▶ **Assigned task**
Search the data for the word "date" and copy out every line that has it.

Component data from apps and pages:
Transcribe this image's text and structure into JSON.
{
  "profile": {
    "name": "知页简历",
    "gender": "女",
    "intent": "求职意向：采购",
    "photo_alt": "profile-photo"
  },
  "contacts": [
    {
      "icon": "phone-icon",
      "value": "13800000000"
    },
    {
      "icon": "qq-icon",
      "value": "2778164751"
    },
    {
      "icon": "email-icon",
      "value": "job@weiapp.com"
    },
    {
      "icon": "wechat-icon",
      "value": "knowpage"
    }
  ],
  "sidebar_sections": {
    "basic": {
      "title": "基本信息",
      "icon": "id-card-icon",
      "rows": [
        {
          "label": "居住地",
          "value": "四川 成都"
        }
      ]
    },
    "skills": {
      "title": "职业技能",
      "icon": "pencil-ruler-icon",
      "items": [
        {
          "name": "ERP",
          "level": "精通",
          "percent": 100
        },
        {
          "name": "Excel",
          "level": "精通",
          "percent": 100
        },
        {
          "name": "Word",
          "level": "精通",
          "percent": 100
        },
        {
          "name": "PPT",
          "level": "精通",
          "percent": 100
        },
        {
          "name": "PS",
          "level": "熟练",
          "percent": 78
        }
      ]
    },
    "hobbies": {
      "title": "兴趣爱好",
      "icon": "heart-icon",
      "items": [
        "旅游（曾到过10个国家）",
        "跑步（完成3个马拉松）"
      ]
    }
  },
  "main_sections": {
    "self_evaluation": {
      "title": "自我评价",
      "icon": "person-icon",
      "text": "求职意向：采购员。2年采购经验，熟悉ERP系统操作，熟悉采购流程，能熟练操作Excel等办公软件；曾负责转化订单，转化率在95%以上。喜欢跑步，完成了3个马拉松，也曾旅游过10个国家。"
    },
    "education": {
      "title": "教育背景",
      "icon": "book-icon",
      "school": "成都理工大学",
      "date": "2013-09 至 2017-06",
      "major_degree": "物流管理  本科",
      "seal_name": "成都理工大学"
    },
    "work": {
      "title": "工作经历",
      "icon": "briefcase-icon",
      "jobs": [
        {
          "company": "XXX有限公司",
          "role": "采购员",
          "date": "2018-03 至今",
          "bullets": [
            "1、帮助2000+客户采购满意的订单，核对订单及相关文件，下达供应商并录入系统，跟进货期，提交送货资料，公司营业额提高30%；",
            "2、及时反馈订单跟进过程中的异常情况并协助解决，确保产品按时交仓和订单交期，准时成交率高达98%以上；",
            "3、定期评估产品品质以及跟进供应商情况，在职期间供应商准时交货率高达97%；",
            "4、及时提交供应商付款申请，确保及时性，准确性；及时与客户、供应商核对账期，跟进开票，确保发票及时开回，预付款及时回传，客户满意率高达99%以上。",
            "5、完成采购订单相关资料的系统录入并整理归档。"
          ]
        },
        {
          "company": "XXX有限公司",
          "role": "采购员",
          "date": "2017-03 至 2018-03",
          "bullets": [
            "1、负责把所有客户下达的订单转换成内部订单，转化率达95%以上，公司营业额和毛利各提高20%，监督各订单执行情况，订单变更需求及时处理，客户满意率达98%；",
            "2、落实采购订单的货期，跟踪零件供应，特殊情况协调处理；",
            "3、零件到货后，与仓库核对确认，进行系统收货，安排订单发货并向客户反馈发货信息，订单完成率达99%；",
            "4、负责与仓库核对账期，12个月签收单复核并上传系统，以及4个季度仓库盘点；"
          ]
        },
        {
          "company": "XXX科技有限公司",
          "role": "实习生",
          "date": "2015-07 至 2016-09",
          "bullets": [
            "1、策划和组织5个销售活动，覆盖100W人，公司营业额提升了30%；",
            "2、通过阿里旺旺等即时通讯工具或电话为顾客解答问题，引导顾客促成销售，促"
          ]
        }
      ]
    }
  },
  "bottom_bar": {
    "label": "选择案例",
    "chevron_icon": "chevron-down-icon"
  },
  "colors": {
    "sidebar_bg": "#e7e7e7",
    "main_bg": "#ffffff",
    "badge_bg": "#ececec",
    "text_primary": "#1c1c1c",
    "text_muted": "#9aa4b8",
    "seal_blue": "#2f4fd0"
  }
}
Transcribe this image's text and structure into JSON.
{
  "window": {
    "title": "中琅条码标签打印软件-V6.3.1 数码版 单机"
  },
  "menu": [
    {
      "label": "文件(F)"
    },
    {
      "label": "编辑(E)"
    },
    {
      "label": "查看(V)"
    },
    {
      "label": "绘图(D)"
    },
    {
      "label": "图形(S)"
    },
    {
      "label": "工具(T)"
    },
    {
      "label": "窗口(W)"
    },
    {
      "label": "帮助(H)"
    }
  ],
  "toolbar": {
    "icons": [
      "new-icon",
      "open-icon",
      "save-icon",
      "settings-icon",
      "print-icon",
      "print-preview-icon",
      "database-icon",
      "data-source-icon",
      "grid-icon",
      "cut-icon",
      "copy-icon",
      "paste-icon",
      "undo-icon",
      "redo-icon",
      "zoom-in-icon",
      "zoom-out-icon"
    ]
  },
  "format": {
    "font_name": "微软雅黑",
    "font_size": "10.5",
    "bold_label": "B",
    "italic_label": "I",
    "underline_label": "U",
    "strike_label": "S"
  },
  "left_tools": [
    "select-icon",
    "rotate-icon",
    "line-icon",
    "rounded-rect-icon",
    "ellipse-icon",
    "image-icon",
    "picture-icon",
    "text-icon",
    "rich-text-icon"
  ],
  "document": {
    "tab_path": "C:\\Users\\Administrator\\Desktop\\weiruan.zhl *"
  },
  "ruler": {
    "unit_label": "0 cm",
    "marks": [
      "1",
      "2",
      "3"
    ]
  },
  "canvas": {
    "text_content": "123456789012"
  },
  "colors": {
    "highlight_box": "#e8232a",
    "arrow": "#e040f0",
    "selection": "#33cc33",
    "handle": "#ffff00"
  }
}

▶ **Solved exercise**
      "date": "2013-09 至 2017-06",
          "date": "2018-03 至今",
          "date": "2017-03 至 2018-03",
          "date": "2015-07 至 2016-09",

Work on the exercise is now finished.